**Activity:** Find the lines below holding the word "Ctrl" and copy each of them.

**Study material:**
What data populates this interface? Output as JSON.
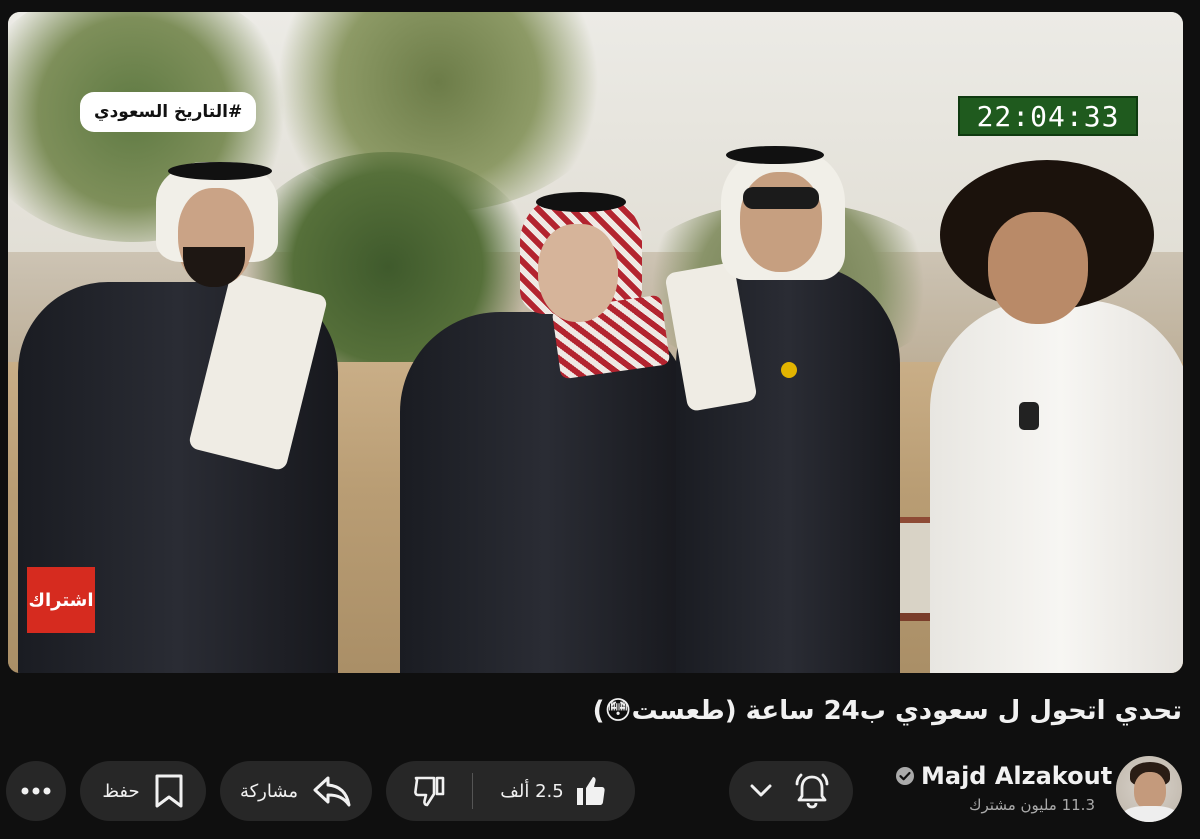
{
  "video": {
    "overlay_hashtag": "#التاريخ السعودي",
    "overlay_timer": "22:04:33",
    "overlay_subscribe": "اشتراك"
  },
  "title": "تحدي اتحول ل سعودي ب24 ساعة (طعست😳)",
  "channel": {
    "name": "Majd Alzakout",
    "subscribers": "11.3 مليون مشترك",
    "verified_icon": "check-circle-icon"
  },
  "actions": {
    "like_count": "2.5 ألف",
    "share_label": "مشاركة",
    "save_label": "حفظ"
  },
  "colors": {
    "background": "#0f0f0f",
    "button": "#272727",
    "subscribe_overlay": "#d62b1f",
    "timer_bg": "#1f5a1e"
  }
}
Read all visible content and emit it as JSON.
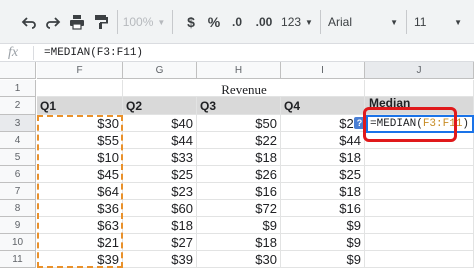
{
  "toolbar": {
    "zoom": "100%",
    "currency": "$",
    "percent": "%",
    "decimal_decrease": ".0",
    "decimal_increase": ".00",
    "format_more": "123",
    "font": "Arial",
    "font_size": "11"
  },
  "formula_bar": {
    "fx": "fx",
    "value": "=MEDIAN(F3:F11)"
  },
  "columns": [
    "F",
    "G",
    "H",
    "I",
    "J"
  ],
  "rows": [
    "1",
    "2",
    "3",
    "4",
    "5",
    "6",
    "7",
    "8",
    "9",
    "10",
    "11"
  ],
  "sheet": {
    "title": "Revenue",
    "headers": [
      "Q1",
      "Q2",
      "Q3",
      "Q4",
      "Median"
    ],
    "data": [
      [
        "$30",
        "$40",
        "$50",
        "$20"
      ],
      [
        "$55",
        "$44",
        "$22",
        "$44"
      ],
      [
        "$10",
        "$33",
        "$18",
        "$18"
      ],
      [
        "$45",
        "$25",
        "$26",
        "$25"
      ],
      [
        "$64",
        "$23",
        "$16",
        "$18"
      ],
      [
        "$36",
        "$60",
        "$72",
        "$16"
      ],
      [
        "$63",
        "$18",
        "$9",
        "$9"
      ],
      [
        "$21",
        "$27",
        "$18",
        "$9"
      ],
      [
        "$39",
        "$39",
        "$30",
        "$9"
      ]
    ]
  },
  "edit": {
    "func": "=MEDIAN(",
    "ref": "F3:F11",
    "close": ")"
  },
  "help_badge": "?"
}
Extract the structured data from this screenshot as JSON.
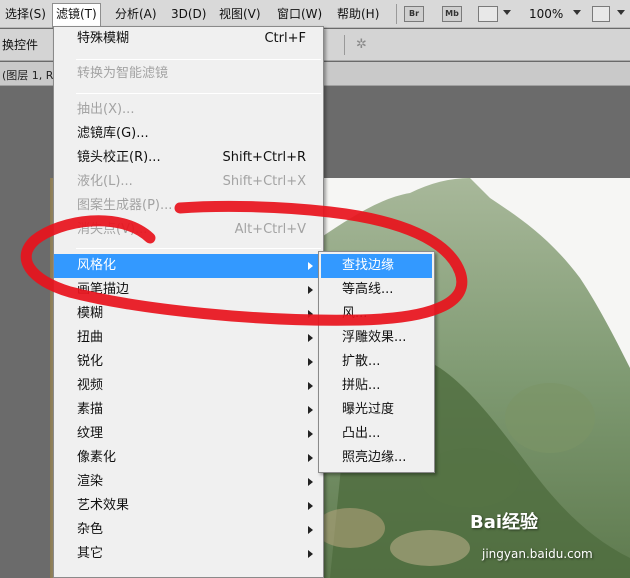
{
  "menubar": {
    "items": [
      {
        "label": "选择(S)"
      },
      {
        "label": "滤镜(T)",
        "active": true
      },
      {
        "label": "分析(A)"
      },
      {
        "label": "3D(D)"
      },
      {
        "label": "视图(V)"
      },
      {
        "label": "窗口(W)"
      },
      {
        "label": "帮助(H)"
      }
    ],
    "icon_br": "Br",
    "icon_mb": "Mb",
    "zoom": "100%"
  },
  "options_bar": {
    "label": "换控件"
  },
  "doc_tab": {
    "label": "(图层 1, R"
  },
  "filter_menu": {
    "items": [
      {
        "label": "特殊模糊",
        "shortcut": "Ctrl+F",
        "disabled": false
      },
      {
        "label": "转换为智能滤镜",
        "shortcut": "",
        "disabled": true
      },
      {
        "label": "抽出(X)...",
        "shortcut": "",
        "disabled": true
      },
      {
        "label": "滤镜库(G)...",
        "shortcut": "",
        "disabled": false
      },
      {
        "label": "镜头校正(R)...",
        "shortcut": "Shift+Ctrl+R",
        "disabled": false
      },
      {
        "label": "液化(L)...",
        "shortcut": "Shift+Ctrl+X",
        "disabled": true
      },
      {
        "label": "图案生成器(P)...",
        "shortcut": "",
        "disabled": true
      },
      {
        "label": "消失点(V)...",
        "shortcut": "Alt+Ctrl+V",
        "disabled": true
      },
      {
        "label": "风格化",
        "submenu": true,
        "highlighted": true
      },
      {
        "label": "画笔描边",
        "submenu": true
      },
      {
        "label": "模糊",
        "submenu": true
      },
      {
        "label": "扭曲",
        "submenu": true
      },
      {
        "label": "锐化",
        "submenu": true
      },
      {
        "label": "视频",
        "submenu": true
      },
      {
        "label": "素描",
        "submenu": true
      },
      {
        "label": "纹理",
        "submenu": true
      },
      {
        "label": "像素化",
        "submenu": true
      },
      {
        "label": "渲染",
        "submenu": true
      },
      {
        "label": "艺术效果",
        "submenu": true
      },
      {
        "label": "杂色",
        "submenu": true
      },
      {
        "label": "其它",
        "submenu": true
      }
    ]
  },
  "stylize_submenu": {
    "items": [
      {
        "label": "查找边缘",
        "highlighted": true
      },
      {
        "label": "等高线..."
      },
      {
        "label": "风..."
      },
      {
        "label": "浮雕效果..."
      },
      {
        "label": "扩散..."
      },
      {
        "label": "拼贴..."
      },
      {
        "label": "曝光过度"
      },
      {
        "label": "凸出..."
      },
      {
        "label": "照亮边缘..."
      }
    ]
  },
  "watermark": {
    "brand": "Bai经验",
    "url": "jingyan.baidu.com"
  },
  "colors": {
    "highlight": "#3399ff",
    "annotation": "#e8121c"
  }
}
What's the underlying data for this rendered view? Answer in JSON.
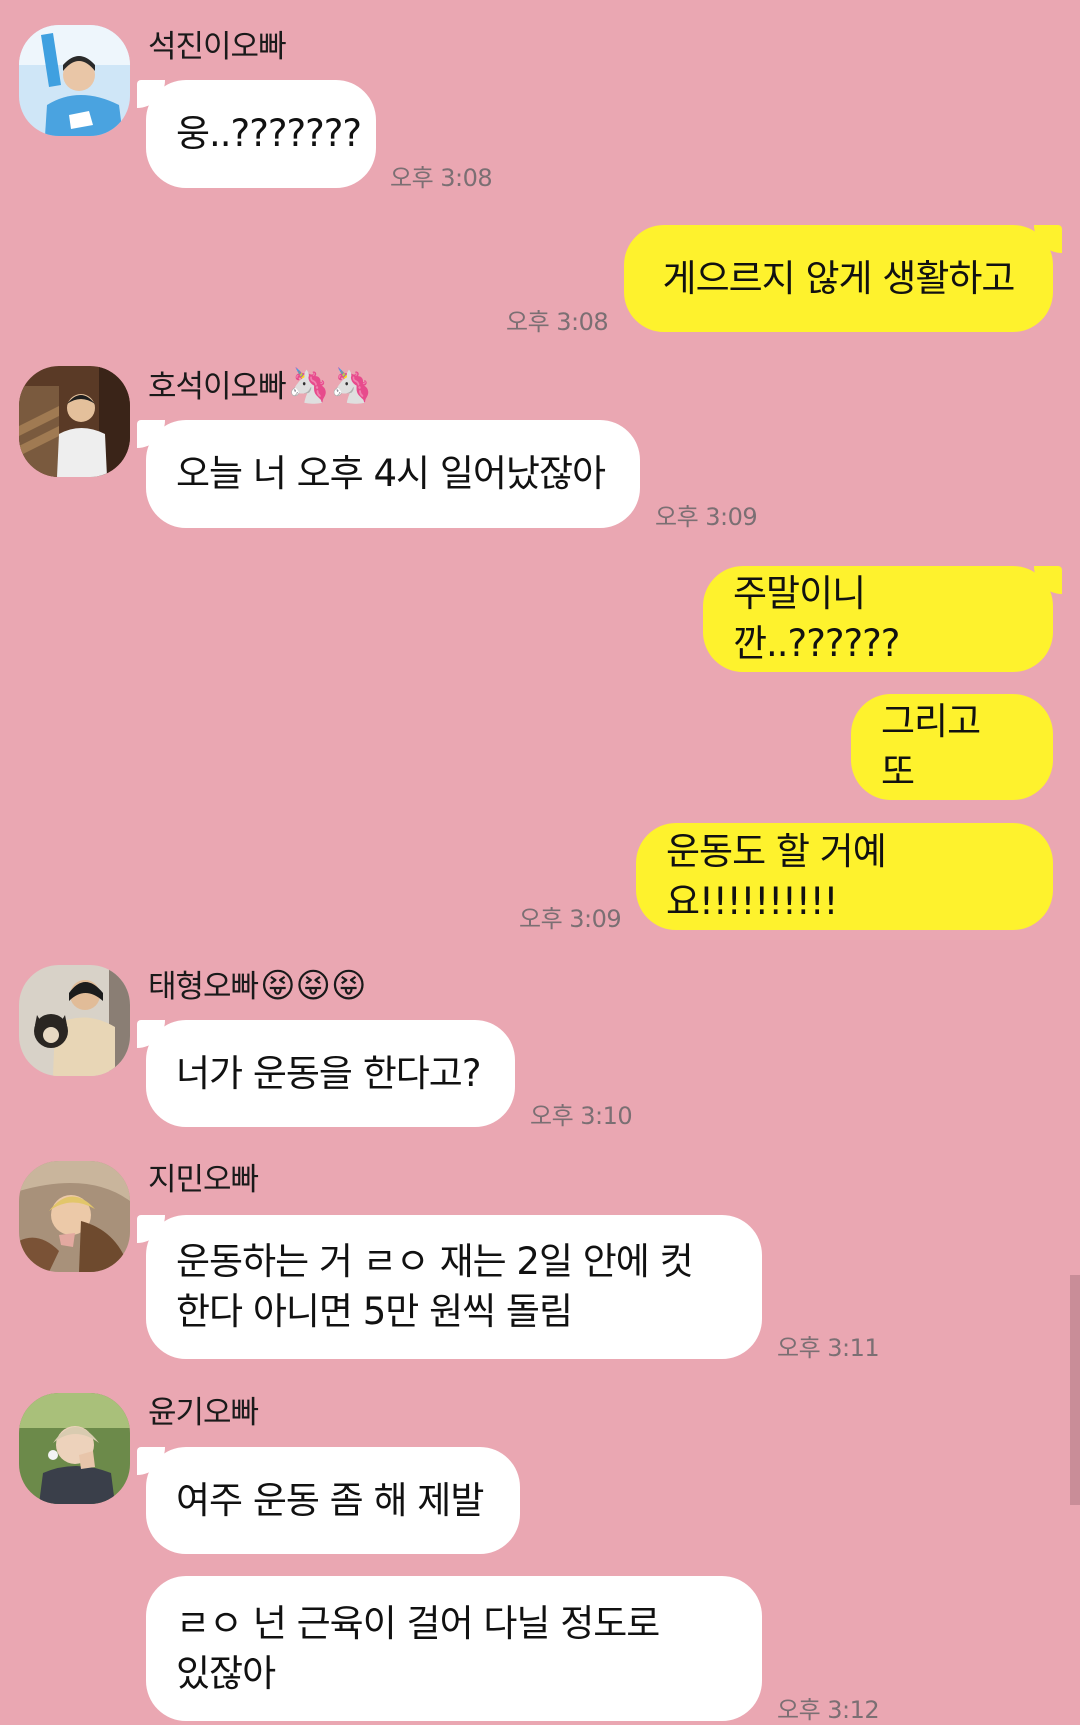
{
  "messages": [
    {
      "sender": "석진이오빠",
      "text": "웅..???????",
      "time": "오후 3:08"
    },
    {
      "me": true,
      "text": "게으르지 않게 생활하고",
      "time": "오후 3:08"
    },
    {
      "sender": "호석이오빠",
      "sender_emoji": "🦄🦄",
      "text": "오늘 너 오후 4시 일어났잖아",
      "time": "오후 3:09"
    },
    {
      "me": true,
      "text": "주말이니깐..??????"
    },
    {
      "me": true,
      "text": "그리고 또"
    },
    {
      "me": true,
      "text": "운동도 할 거예요!!!!!!!!!!",
      "time": "오후 3:09"
    },
    {
      "sender": "태형오빠",
      "sender_emoji": "😝😝😝",
      "text": "너가 운동을 한다고?",
      "time": "오후 3:10"
    },
    {
      "sender": "지민오빠",
      "text": "운동하는 거 ㄹㅇ 재는 2일 안에 컷\n한다 아니면 5만 원씩 돌림",
      "time": "오후 3:11"
    },
    {
      "sender": "윤기오빠",
      "text": "여주 운동 좀 해 제발"
    },
    {
      "text": "ㄹㅇ 넌 근육이 걸어 다닐 정도로\n있잖아",
      "time": "오후 3:12"
    }
  ],
  "avatars": {
    "a0": "photo-avatar-blue",
    "a2": "photo-avatar-street",
    "a6": "photo-avatar-dog",
    "a7": "photo-avatar-fur",
    "a8": "photo-avatar-earphone"
  }
}
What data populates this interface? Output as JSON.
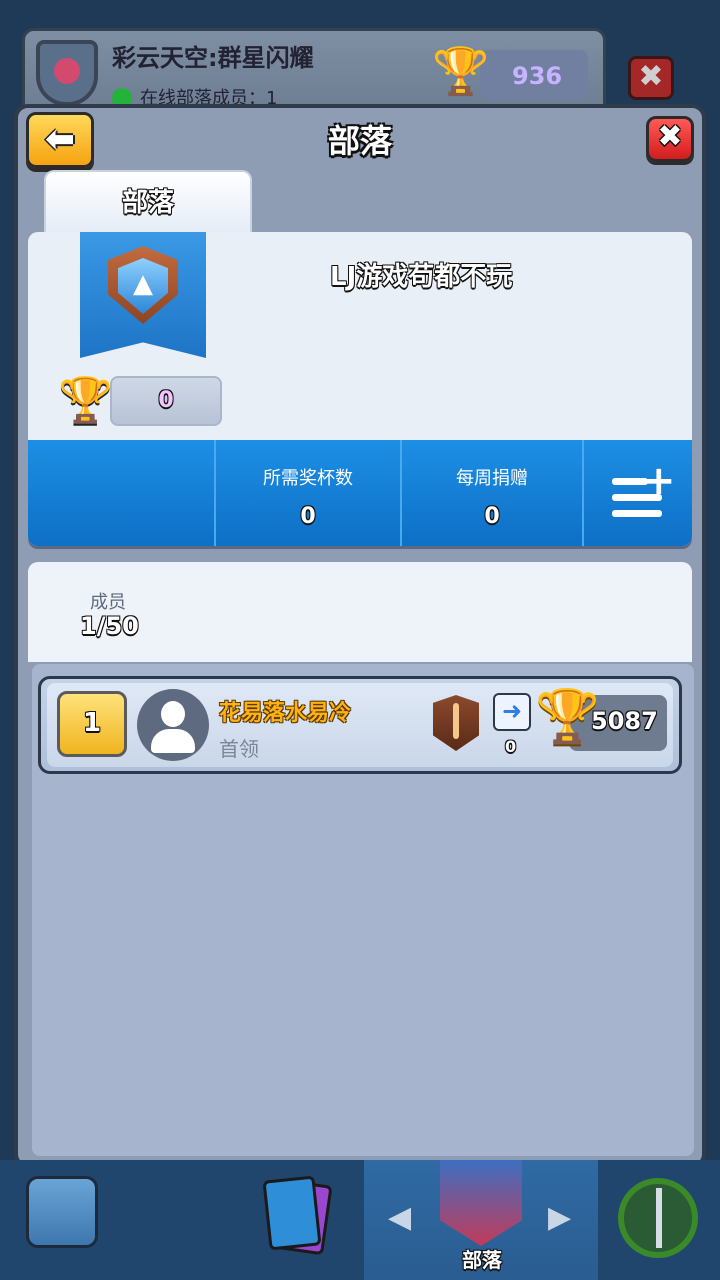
{
  "background": {
    "clan_name": "彩云天空:群星闪耀",
    "online_text": "在线部落成员：1",
    "trophies": "936",
    "close_icon": "close-icon"
  },
  "dialog": {
    "title": "部落",
    "back_icon": "back-arrow-icon",
    "close_icon": "close-icon",
    "tab_label": "部落"
  },
  "clan": {
    "name": "LJ游戏苟都不玩",
    "trophies": "0",
    "required_trophies_label": "所需奖杯数",
    "required_trophies_value": "0",
    "weekly_donations_label": "每周捐赠",
    "weekly_donations_value": "0"
  },
  "members": {
    "label": "成员",
    "count": "1/50",
    "list": [
      {
        "rank": "1",
        "name": "花易落水易冷",
        "role": "首领",
        "donations": "0",
        "trophies": "5087"
      }
    ]
  },
  "bottom_nav": {
    "active_label": "部落"
  },
  "colors": {
    "dialog_bg": "#8e9db3",
    "stats_bar": "#1c8fe4",
    "member_name": "#ffb114",
    "back_button": "#f5a311",
    "close_button": "#d11d1d"
  }
}
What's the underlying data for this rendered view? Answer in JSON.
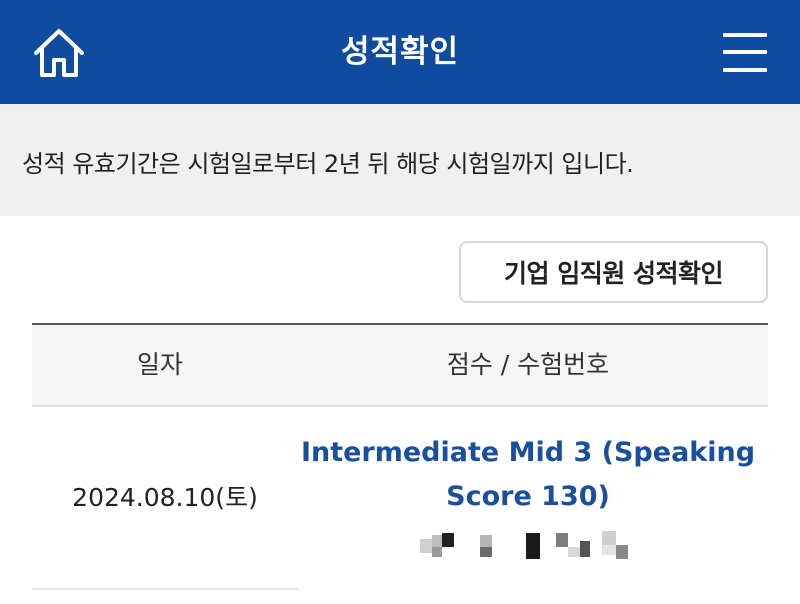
{
  "header": {
    "title": "성적확인",
    "home_icon": "home-icon",
    "menu_icon": "hamburger-menu-icon",
    "background_color": "#0f4ca0"
  },
  "notice": {
    "text": "성적 유효기간은 시험일로부터 2년 뒤 해당 시험일까지 입니다."
  },
  "corporate_button": {
    "label": "기업 임직원 성적확인"
  },
  "table": {
    "columns": [
      "일자",
      "점수 / 수험번호"
    ],
    "rows": [
      {
        "date": "2024.08.10(토)",
        "score": "Intermediate Mid 3 (Speaking Score 130)",
        "exam_number": "[pixelated]"
      }
    ]
  },
  "colors": {
    "accent": "#0f4ca0",
    "score_link": "#1a4e9e",
    "notice_bg": "#f0f0f0"
  }
}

**Response to this exercise:**
        "shortcut": "Ctrl+F",
        "shortcut": "Shift+Ctrl+R",
        "shortcut": "Shift+Ctrl+X",
        "shortcut": "Alt+Ctrl+V",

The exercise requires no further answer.